Tuberville blockade of military nominees roils hearing for top Air Force official
Alabama Sen. Tommy Tuberville has been holding up the nominations of hundreds of military leaders and flag officers in response to a Department of Defense policy that provides travel compensation and leave for armed services members who are stationed in states where abortion is severely restricted or banned. (Andrew Harnik-Pool/Getty Images)
WASHINGTON — The Senate Armed Services Committee on Tuesday conducted a nomination hearing for the next U.S. Air Force chief of staff, a key appointment caught up in the more than 300 military promotions currently blocked by Alabama Sen. Tommy Tuberville in protest of the Pentagon’s abortion policy.

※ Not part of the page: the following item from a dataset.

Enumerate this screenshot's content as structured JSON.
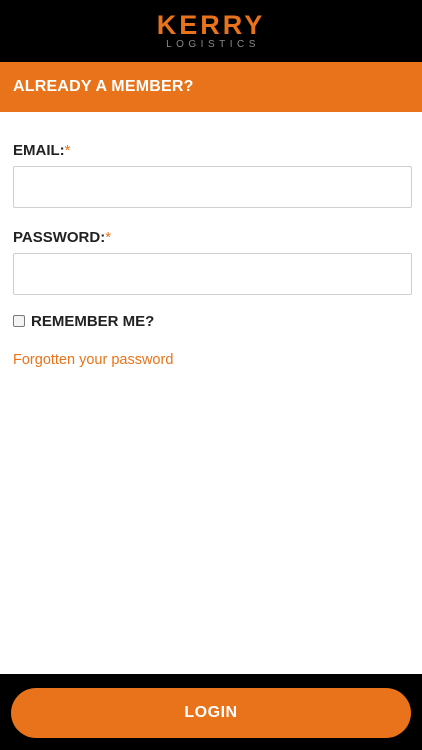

Gen. David W. Allvin, now vice chief of staff for the Air Force, fielded questions from senators ranging from F-16 fighter jets for Ukraine to the looming possibility of a government shutdown, which would halt some defense funding and military paychecks.
But members of the panel also pointed fingers and lobbed sharp remarks about the delay of Allvin’s and hundreds of other confirmations.
GET THE MORNING HEADLINES DELIVERED TO YOUR INBOX
Tuberville, a Republican, has held back a growing list of nominees from Senate approval because he opposes the Department of Defense leave policy and travel allowances for service members seeking non-covered reproductive care, including traveling to states where abortion services remain available.
Several GOP senators accused Democratic Senate Majority Leader Chuck Schumer of refusing to bring top ranking military nominees to the floor for individual votes.
The Senate has historically approved large groups of military nominees in one floor action.
“I don’t think it’d be too much to ask for the Senate to spend a little bit of time on confirming four-star general officer positions like chief of staff of the Air Force or commandant of the Marine Corps,” said GOP Sen. Tom Cotton of Arkansas.
While the chamber’s majority leader ultimately has authority to break any one senator’s hold, voting on the 319 nominees would take hundreds of hours of floor time just as Congress must pass numerous bills to avert a government shutdown and lapses in federal programs before the end of the fiscal year on Sept. 30.
Sen. Tim Kaine called Cotton’s comments “laughable.”
“Any attempt to blame the vacancies of these confirmed positions on Sen. Schumer is embarrassing,” the Democrat from Virginia said. “… We don’t mind voting on people, but the implication is, ‘Why not vote on the top brass and just punish all the people below them?’ That seems to be the offer.”
If confirmed, Allvin will be reappointed to his rank as four-star general and installed as chief of staff of the Air Force, filling the role previously held by Gen. Charles Q. Brown, who is the nominee to serve as the next chair of the Joint Chiefs of Staff.
Chair Mark Milley’s term expires at the end of the month.
Tuberville, who sits on the Armed Services Committee, told Allvin: “I wish they’d bring you to the floor today. I’d vote for you to be confirmed. Hopefully that happens in the near future.”
Sen. Elizabeth Warren, a Massachusetts Democrat, directly asked Allvin if the delayed promotions affect the perception of the military.
“Senator, I will tell you that while we don’t have specific hard data, my experience and my personal judgment says that this does hurt recruiting and retention,” Allvin responded.
Warren called the situation a “national security nightmare.”
Sen. Ted Budd, a North Carolina Republican, followed the Massachusetts lawmaker’s questions by saying: “Let’s just remember that Leader Schumer can bring all these wonderful nominees, qualified nominees, to the floor for a vote.”
“Also Secretary (Lloyd) Austin could change this with a stroke of a pen by this afternoon,” Budd said.
According to his office, Tuberville sent a letter to Austin on Dec. 9 notifying the defense secretary that he would hold military nominations if the Pentagon implemented an abortion policy months after the U.S. Supreme Court overturned the constitutional right to abortion.
Austin, during Senate hearings and recent military retirement ceremonies, has repeatedly said the holds are threatening national security.
Allvin told senators in his opening statement that his nomination “comes at a very important time in history.”
“Our nation is coming to grips with the rapid pace of change that is upon us and those intending to act against our national interests while aggressively seeking means to do so,” Allvin said.
Committee Chair Jack Reed, of Rhode Island, said he hopes for a “rapid confirmation” for Allvin.
SUPPORT NEWS YOU TRUST.
Our stories may be republished online or in print under Creative Commons license CC BY-NC-ND 4.0. We ask that you edit only for style or to shorten, provide proper attribution and link to our web site. Please see our republishing guidelines for use of photos and graphics.